In cases where a officer smells “suspected burning marijuana,” this will be nevertheless probable cause for a search, because “it is extremely not likely anybody cannabis oil is smoking hemp,” the memo stated. But “if the individual claims they are smoking hemp,” the officer should gauge the totality of this circumstances.
So when police smell what they think is natural cooking pot, “this is more lawfully problematic while there is absolutely no way for an officer to discern involving the smell of natural cannabis while the smell of raw hemp.” Consequently, an officer smelling natural cannabis alone is no further probable cause for a search, Klein’s workplace recommended, noting why these are “legal guesses,” as “there is no appropriate instance legislation in Ohio.”
Rebecca Gilbert, search groups coordinator using the K9 Global Training Academy in Somerset, Texas, stated retraining police dogs to avoid offering hits on cannabis, while feasible, wouldn’t be inexpensive or effortless — and with regards to the dog, may not work on all.
Fundamentally, trainers would need to stop making use of good prompts as benefits for finding pot — after your dog was already raised to think that is a tremendously good thing to find, she stated.
“A dog that’s been trained on cannabis for a couple of years, it is likely to be quite difficult,” Gilbert said. “That initial odor that they’ve been trained to make use of, that’s embedded.”
During a present workout where dogs searched lockers at a Texas senior high school, certainly one of Gilbert’s pot-sniffing dogs hit on CBD oil, she stated. The hemp law made CBD legal in Ohio and it’s also for sale at gas stations as well as other merchants in Columbus.
Authorities dogs will probably be detecting these appropriate items because if your dog can choose 2 grms of cannabis in an automobile, “imagine 45 bales of (hemp) in a 18-wheeler,” Gilbert stated.
Quinlan’s memo went into other difficulties with Ohio’s hemp legislation besides the dog-training problem.
Beneath the state that is new, cannabis this is certainly not as much as 0.3per cent THC, the intoxicating ingredient, is currently considered appropriate hemp, which until 1937 had been routinely utilized in order to make rope, clothes as well as other services and products.

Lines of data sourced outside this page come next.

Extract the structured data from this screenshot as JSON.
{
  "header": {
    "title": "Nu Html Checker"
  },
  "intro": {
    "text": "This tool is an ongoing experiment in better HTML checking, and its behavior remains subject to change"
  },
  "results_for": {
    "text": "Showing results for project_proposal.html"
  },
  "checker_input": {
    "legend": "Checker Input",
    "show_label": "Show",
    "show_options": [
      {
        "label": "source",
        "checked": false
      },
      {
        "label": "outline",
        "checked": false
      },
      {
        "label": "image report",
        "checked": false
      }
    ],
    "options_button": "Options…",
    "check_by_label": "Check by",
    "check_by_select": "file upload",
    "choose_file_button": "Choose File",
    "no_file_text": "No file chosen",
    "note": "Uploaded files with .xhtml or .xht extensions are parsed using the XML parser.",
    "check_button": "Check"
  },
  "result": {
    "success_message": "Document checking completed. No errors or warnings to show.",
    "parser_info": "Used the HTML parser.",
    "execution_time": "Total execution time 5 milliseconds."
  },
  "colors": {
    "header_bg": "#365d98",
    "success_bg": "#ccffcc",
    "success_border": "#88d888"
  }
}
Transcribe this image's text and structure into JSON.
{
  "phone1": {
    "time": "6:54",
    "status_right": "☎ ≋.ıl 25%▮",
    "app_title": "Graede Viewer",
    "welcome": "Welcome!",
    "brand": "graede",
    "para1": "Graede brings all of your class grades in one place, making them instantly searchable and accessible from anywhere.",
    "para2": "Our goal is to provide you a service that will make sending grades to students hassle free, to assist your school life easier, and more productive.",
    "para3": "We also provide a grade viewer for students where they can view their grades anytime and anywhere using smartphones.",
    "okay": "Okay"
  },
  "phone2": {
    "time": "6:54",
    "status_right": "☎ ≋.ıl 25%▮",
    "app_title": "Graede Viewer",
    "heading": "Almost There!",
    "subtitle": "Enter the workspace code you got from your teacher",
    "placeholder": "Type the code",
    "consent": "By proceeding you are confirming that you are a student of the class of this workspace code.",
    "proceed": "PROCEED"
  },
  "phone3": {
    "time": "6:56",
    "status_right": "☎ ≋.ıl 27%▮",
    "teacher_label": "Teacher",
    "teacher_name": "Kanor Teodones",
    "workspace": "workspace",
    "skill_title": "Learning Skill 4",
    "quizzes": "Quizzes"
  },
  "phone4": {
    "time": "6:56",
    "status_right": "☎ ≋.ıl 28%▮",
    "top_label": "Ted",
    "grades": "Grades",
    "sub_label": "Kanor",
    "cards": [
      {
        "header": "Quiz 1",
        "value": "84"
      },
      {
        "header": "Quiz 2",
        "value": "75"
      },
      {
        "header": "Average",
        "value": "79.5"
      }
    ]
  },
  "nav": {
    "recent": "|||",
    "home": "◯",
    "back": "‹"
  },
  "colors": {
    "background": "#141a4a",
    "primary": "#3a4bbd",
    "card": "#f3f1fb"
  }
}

Columbus police don’t now have gear to test the degree of THC, so they really can’t presently say what exactly is hemp and what exactly isn’t.
“The equipment needed seriously to conduct this test costs $250,000,” Quinlan had written inside the memo. “Doesn’t seem sensible for a ten dollars citation,” the brand new Columbus fine for not as much as 3.5 ounces of cooking cooking pot.